#### PROBLEM TO SOLVE:
Looking at the records below, please say how many lines contain the word "this", as a bare number.

--- START ---

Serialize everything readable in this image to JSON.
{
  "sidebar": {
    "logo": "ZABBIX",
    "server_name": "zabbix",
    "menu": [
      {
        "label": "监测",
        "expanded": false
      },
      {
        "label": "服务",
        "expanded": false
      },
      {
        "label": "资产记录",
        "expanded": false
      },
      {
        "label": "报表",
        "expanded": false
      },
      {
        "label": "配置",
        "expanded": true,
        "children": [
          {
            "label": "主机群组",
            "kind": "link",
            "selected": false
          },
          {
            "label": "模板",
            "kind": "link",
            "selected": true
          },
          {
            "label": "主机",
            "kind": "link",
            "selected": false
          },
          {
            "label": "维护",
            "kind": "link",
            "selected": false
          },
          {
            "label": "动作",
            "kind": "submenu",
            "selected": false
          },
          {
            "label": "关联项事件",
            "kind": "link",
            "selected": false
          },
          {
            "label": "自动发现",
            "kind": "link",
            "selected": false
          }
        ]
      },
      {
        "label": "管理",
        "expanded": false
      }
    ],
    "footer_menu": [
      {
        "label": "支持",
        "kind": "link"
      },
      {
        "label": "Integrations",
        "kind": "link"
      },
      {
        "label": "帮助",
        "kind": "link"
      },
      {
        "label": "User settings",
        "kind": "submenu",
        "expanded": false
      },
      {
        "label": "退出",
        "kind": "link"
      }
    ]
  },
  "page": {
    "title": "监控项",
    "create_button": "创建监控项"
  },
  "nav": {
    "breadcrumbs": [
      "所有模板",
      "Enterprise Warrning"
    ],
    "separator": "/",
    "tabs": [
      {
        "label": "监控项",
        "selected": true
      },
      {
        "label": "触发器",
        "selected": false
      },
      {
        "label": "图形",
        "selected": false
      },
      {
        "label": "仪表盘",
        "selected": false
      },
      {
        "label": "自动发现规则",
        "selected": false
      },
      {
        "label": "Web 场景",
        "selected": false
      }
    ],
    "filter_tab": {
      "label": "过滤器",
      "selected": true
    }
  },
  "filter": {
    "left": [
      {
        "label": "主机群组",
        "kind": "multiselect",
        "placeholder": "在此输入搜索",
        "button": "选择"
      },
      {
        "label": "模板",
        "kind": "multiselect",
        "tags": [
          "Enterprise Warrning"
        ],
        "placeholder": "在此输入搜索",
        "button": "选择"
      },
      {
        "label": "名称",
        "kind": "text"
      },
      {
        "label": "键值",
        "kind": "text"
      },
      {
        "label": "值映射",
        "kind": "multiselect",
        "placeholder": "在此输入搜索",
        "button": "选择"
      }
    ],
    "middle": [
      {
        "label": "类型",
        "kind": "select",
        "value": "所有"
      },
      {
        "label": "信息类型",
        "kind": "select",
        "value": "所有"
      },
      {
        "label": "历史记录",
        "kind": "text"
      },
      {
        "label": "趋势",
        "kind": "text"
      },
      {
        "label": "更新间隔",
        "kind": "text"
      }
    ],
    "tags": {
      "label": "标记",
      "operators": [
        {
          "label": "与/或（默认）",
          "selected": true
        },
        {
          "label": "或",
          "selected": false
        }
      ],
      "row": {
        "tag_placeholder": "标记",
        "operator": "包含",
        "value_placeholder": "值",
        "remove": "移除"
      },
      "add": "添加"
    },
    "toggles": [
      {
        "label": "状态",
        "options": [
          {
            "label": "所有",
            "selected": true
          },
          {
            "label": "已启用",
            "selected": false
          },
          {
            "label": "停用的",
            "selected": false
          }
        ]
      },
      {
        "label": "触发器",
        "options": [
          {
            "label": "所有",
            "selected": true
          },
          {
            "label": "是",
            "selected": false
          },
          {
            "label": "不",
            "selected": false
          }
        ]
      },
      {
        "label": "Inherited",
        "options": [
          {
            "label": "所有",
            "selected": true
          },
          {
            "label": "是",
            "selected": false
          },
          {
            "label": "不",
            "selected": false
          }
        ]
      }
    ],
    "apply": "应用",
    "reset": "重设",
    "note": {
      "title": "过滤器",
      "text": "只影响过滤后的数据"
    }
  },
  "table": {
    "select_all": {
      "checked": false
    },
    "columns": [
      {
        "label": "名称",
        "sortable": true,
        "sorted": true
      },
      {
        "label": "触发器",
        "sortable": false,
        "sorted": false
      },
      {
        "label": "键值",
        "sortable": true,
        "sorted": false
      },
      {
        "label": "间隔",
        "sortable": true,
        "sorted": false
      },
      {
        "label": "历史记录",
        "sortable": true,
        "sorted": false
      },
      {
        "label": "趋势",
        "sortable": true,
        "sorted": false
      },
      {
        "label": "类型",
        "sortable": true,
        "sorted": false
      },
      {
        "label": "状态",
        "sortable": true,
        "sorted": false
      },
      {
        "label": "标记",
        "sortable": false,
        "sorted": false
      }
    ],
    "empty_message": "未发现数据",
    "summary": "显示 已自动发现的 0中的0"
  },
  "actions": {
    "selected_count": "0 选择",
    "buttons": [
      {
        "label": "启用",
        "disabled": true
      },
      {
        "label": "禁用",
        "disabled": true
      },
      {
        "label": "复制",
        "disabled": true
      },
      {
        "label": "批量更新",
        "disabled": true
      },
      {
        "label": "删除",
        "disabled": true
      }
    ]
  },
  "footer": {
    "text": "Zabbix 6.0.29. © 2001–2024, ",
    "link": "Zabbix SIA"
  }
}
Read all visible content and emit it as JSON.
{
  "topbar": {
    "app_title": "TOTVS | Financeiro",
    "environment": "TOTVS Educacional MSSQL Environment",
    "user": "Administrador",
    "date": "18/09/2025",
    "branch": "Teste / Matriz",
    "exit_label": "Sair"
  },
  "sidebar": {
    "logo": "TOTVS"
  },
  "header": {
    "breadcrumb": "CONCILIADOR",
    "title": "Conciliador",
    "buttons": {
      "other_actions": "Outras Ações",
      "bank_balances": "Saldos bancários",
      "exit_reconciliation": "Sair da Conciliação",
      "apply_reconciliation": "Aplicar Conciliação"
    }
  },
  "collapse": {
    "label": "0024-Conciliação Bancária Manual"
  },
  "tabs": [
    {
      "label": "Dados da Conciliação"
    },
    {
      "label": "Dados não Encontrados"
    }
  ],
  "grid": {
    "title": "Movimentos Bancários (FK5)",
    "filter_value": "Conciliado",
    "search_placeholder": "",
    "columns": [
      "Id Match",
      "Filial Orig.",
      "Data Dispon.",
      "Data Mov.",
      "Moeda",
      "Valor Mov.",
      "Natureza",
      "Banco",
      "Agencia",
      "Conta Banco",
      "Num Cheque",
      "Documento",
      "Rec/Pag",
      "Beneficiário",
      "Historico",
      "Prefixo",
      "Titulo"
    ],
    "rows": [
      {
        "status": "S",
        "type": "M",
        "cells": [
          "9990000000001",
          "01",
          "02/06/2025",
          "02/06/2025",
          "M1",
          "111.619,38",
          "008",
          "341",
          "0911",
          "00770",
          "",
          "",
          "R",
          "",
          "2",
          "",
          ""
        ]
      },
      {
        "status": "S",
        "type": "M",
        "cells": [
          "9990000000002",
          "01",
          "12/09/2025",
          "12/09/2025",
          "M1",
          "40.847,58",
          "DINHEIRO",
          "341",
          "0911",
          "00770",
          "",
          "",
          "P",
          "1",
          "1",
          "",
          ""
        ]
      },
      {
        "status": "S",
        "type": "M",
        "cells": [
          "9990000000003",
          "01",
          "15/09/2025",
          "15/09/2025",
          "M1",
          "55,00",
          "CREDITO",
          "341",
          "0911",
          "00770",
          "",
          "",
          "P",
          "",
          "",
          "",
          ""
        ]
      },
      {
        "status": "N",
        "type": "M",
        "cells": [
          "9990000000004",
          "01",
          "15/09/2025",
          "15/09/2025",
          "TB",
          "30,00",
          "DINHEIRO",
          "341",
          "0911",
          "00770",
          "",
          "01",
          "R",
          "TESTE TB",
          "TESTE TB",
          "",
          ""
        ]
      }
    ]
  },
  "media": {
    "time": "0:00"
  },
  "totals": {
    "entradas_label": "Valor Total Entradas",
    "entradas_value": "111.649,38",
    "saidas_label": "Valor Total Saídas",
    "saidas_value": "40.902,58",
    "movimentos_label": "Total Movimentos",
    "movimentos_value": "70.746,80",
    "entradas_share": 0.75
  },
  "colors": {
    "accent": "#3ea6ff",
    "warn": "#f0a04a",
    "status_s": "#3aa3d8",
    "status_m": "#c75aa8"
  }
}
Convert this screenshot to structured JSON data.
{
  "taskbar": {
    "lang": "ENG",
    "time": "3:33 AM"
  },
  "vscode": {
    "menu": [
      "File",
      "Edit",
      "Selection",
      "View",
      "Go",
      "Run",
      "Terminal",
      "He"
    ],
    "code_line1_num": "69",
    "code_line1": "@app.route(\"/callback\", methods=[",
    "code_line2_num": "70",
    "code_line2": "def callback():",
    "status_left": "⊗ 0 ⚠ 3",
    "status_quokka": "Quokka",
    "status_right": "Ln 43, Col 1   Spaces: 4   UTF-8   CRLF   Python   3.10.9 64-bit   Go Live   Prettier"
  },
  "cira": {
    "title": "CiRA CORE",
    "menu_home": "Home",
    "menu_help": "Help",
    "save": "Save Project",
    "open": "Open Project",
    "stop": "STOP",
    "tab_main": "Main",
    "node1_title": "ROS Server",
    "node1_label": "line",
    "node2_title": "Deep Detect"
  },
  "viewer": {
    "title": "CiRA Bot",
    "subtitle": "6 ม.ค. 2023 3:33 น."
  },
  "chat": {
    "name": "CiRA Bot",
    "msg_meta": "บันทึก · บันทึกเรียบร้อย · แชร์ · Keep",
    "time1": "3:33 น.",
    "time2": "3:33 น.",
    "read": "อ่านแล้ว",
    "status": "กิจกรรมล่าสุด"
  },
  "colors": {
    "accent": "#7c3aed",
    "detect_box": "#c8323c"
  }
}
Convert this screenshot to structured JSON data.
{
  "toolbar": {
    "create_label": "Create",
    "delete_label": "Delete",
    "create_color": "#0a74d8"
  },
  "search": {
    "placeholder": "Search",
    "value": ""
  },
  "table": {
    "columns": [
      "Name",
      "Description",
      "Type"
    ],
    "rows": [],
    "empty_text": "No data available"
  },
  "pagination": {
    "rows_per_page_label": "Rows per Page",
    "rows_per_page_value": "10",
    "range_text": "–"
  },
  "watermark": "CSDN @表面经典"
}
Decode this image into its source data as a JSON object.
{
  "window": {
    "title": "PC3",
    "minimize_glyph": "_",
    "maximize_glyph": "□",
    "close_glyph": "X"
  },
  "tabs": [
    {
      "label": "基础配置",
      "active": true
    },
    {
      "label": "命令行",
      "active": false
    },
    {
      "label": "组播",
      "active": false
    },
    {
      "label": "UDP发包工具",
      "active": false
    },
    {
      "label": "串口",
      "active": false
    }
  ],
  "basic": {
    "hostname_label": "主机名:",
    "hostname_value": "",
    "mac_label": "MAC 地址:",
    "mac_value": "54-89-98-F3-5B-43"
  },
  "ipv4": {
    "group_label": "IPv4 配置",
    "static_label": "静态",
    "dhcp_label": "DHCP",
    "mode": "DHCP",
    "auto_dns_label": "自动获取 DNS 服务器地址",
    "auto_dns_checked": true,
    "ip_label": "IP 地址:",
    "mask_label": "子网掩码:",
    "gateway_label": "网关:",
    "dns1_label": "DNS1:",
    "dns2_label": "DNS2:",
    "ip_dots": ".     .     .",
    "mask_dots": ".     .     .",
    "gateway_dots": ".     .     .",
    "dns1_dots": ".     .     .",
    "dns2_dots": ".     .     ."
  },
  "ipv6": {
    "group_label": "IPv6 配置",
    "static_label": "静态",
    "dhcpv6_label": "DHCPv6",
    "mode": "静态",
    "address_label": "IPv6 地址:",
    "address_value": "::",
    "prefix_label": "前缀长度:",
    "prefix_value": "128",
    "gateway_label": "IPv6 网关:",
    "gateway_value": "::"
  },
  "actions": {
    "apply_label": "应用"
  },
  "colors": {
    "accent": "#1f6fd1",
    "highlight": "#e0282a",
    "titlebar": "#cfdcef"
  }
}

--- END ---

#### RESPONSE AREA:
4